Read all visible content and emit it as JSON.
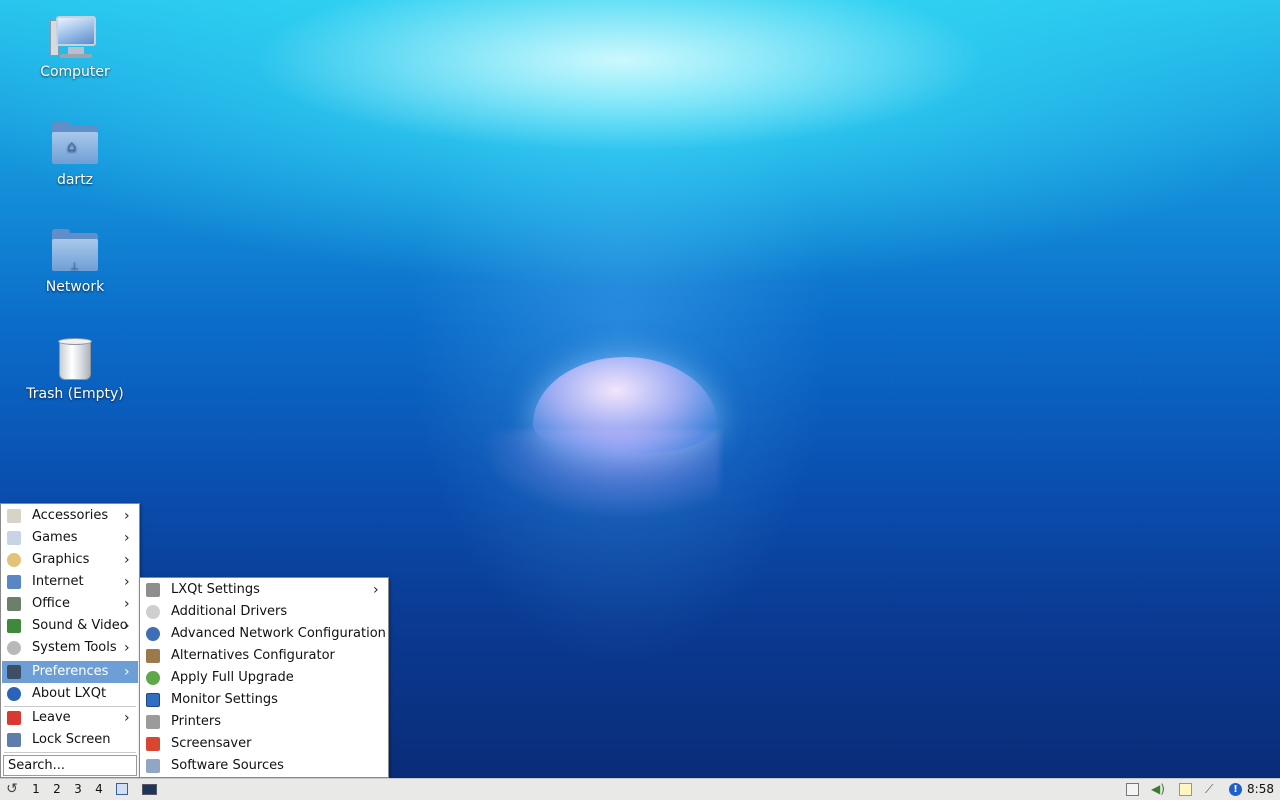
{
  "desktop": {
    "icons": [
      {
        "label": "Computer",
        "icon": "computer-icon"
      },
      {
        "label": "dartz",
        "icon": "home-folder-icon"
      },
      {
        "label": "Network",
        "icon": "network-folder-icon"
      },
      {
        "label": "Trash (Empty)",
        "icon": "trash-icon"
      }
    ]
  },
  "main_menu": {
    "items": [
      {
        "label": "Accessories",
        "icon": "accessories-icon",
        "submenu": true
      },
      {
        "label": "Games",
        "icon": "games-icon",
        "submenu": true
      },
      {
        "label": "Graphics",
        "icon": "graphics-icon",
        "submenu": true
      },
      {
        "label": "Internet",
        "icon": "internet-icon",
        "submenu": true
      },
      {
        "label": "Office",
        "icon": "office-icon",
        "submenu": true
      },
      {
        "label": "Sound & Video",
        "icon": "sound-video-icon",
        "submenu": true
      },
      {
        "label": "System Tools",
        "icon": "system-tools-icon",
        "submenu": true
      },
      {
        "label": "Preferences",
        "icon": "preferences-icon",
        "submenu": true,
        "active": true
      },
      {
        "label": "About LXQt",
        "icon": "info-icon",
        "submenu": false
      },
      {
        "label": "Leave",
        "icon": "power-icon",
        "submenu": true
      },
      {
        "label": "Lock Screen",
        "icon": "lock-screen-icon",
        "submenu": false
      }
    ],
    "search_placeholder": "Search..."
  },
  "preferences_menu": {
    "items": [
      {
        "label": "LXQt Settings",
        "icon": "tools-icon",
        "submenu": true
      },
      {
        "label": "Additional Drivers",
        "icon": "drivers-icon"
      },
      {
        "label": "Advanced Network Configuration",
        "icon": "network-config-icon"
      },
      {
        "label": "Alternatives Configurator",
        "icon": "alternatives-icon"
      },
      {
        "label": "Apply Full Upgrade",
        "icon": "upgrade-icon"
      },
      {
        "label": "Monitor Settings",
        "icon": "monitor-icon"
      },
      {
        "label": "Printers",
        "icon": "printer-icon"
      },
      {
        "label": "Screensaver",
        "icon": "screensaver-icon"
      },
      {
        "label": "Software Sources",
        "icon": "software-sources-icon"
      }
    ]
  },
  "taskbar": {
    "desktops": [
      "1",
      "2",
      "3",
      "4"
    ],
    "clock": "8:58",
    "tray_icons": [
      "clipboard-icon",
      "volume-icon",
      "notes-icon",
      "network-tools-icon",
      "update-alert-icon"
    ]
  },
  "colors": {
    "menu_highlight": "#6d9fd6",
    "taskbar_bg": "#e9e9e7",
    "desktop_deep": "#0a2c78",
    "desktop_light": "#29c7ee"
  }
}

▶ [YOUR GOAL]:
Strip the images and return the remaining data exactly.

▶ [FINAL ANSWER]:
Read all visible content and emit it as JSON.
{
  "desktop": {
    "icons": [
      {
        "label": "Computer",
        "icon": "computer-icon"
      },
      {
        "label": "dartz",
        "icon": "home-folder-icon"
      },
      {
        "label": "Network",
        "icon": "network-folder-icon"
      },
      {
        "label": "Trash (Empty)",
        "icon": "trash-icon"
      }
    ]
  },
  "main_menu": {
    "items": [
      {
        "label": "Accessories",
        "icon": "accessories-icon",
        "submenu": true
      },
      {
        "label": "Games",
        "icon": "games-icon",
        "submenu": true
      },
      {
        "label": "Graphics",
        "icon": "graphics-icon",
        "submenu": true
      },
      {
        "label": "Internet",
        "icon": "internet-icon",
        "submenu": true
      },
      {
        "label": "Office",
        "icon": "office-icon",
        "submenu": true
      },
      {
        "label": "Sound & Video",
        "icon": "sound-video-icon",
        "submenu": true
      },
      {
        "label": "System Tools",
        "icon": "system-tools-icon",
        "submenu": true
      },
      {
        "label": "Preferences",
        "icon": "preferences-icon",
        "submenu": true,
        "active": true
      },
      {
        "label": "About LXQt",
        "icon": "info-icon",
        "submenu": false
      },
      {
        "label": "Leave",
        "icon": "power-icon",
        "submenu": true
      },
      {
        "label": "Lock Screen",
        "icon": "lock-screen-icon",
        "submenu": false
      }
    ],
    "search_placeholder": "Search..."
  },
  "preferences_menu": {
    "items": [
      {
        "label": "LXQt Settings",
        "icon": "tools-icon",
        "submenu": true
      },
      {
        "label": "Additional Drivers",
        "icon": "drivers-icon"
      },
      {
        "label": "Advanced Network Configuration",
        "icon": "network-config-icon"
      },
      {
        "label": "Alternatives Configurator",
        "icon": "alternatives-icon"
      },
      {
        "label": "Apply Full Upgrade",
        "icon": "upgrade-icon"
      },
      {
        "label": "Monitor Settings",
        "icon": "monitor-icon"
      },
      {
        "label": "Printers",
        "icon": "printer-icon"
      },
      {
        "label": "Screensaver",
        "icon": "screensaver-icon"
      },
      {
        "label": "Software Sources",
        "icon": "software-sources-icon"
      }
    ]
  },
  "taskbar": {
    "desktops": [
      "1",
      "2",
      "3",
      "4"
    ],
    "clock": "8:58",
    "tray_icons": [
      "clipboard-icon",
      "volume-icon",
      "notes-icon",
      "network-tools-icon",
      "update-alert-icon"
    ]
  },
  "colors": {
    "menu_highlight": "#6d9fd6",
    "taskbar_bg": "#e9e9e7",
    "desktop_deep": "#0a2c78",
    "desktop_light": "#29c7ee"
  }
}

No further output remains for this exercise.